All students struggle with this whether they are native speakers or not. Sadly, I don’t believe our public education system at home does a good job of teaching students how to do this. It barely teaches them the basics of grammar. I find this to be a terrible shame. It’s not because I am a language snob and think we should all follow the rules down to the letter; however, I know for certain that some mastery of language and writing allows us to express ourselves better, which is truly empowering. It can mend fences. It can also tear them down. How we wield that power determines this. I am a great champion of commas and punctuation in general. They tell your reader where to pause/how to read, and they can completely change the meaning of a sentence. So, as you can see, there is power in commas alone.
You can probably tell that I am very passionate about writing and teaching, but I am a bit nervous. I have worked with many college interns and have worked for NPR as a mentor in their Next Generation Radio program. I’ve been a panelist for political debates. I’ve been a television guest many times on public television. I’m not bragging here. I’m saying that I have some experience in front of people. But, no amount of radio or TV experience really prepares you for the responsibility of a classroom. I feel a great duty here to impart accurate information and strong ethics to these students. Most of them are freshman or sophomores, so what I say and do can make or break their interest in writing and journalism. I am excited and I want them to be excited.
My first class is this coming Tuesday the 21st. I will blog here frequently about my experiences and how it feels to become a teacher. There is a lot of becoming to do, and I imagine that the becoming—the learning—never ends, which is really why I like knowledge. You can’t get too much and there’s always more.
Besides teaching, we are both taking classes. Dan is taking a class on teaching German as a second language. I am taking a class on teaching English as a second language. I am also taking an intensive German course. I expect my German to be much, much better in a few months. My comprehension is growing quickly with the experience I already have to build on, but I still hesitate to speak. I’m afraid I’ll say something dirty like Dan did in high school while living with his host family here in Germany. At least when I say something dirty in English, I’m aware of it.
We also just learned that we will get to visit Romania! This will be quite an adventure. I’m anxious to see eastern Europe. We will teach a writing workshop together at Iasi University (pronounced YASH). We’ll leave on November 10th for five days. I hear that they spoil their guests with food. Any country that wants to spoil me with food is one worth visiting.
When this year is said and done, I think these opportunities will have served to open some doors for us. I expect to continue on into grad school back home. My time here should make getting into the program I want and where I want a lot easier, I hope. I have yet to determine the what and where. What I do know is that that I’m going confidently in the direction of my dreams. I still don’t know exactly where they will lead me, but I know I’m going in the right direction. I’m doing what I want to do.

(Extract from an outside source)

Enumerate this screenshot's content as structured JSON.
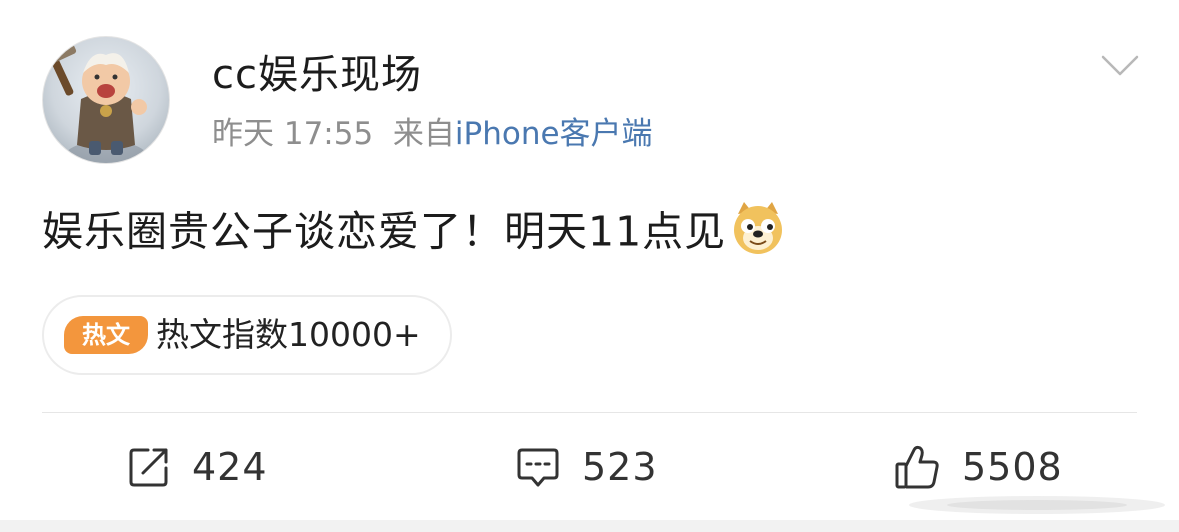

I really want to hear what teachers have to say about their experiences. Do you have advice for me? What should I avoid? I can tell you I’ve learned a lot about what to avoid from mediocre teachers in my past. I’ve learned the most from the good teachers. Observing really is one of the best ways to learn, but I’m still quite green. Suggestions are very welcome.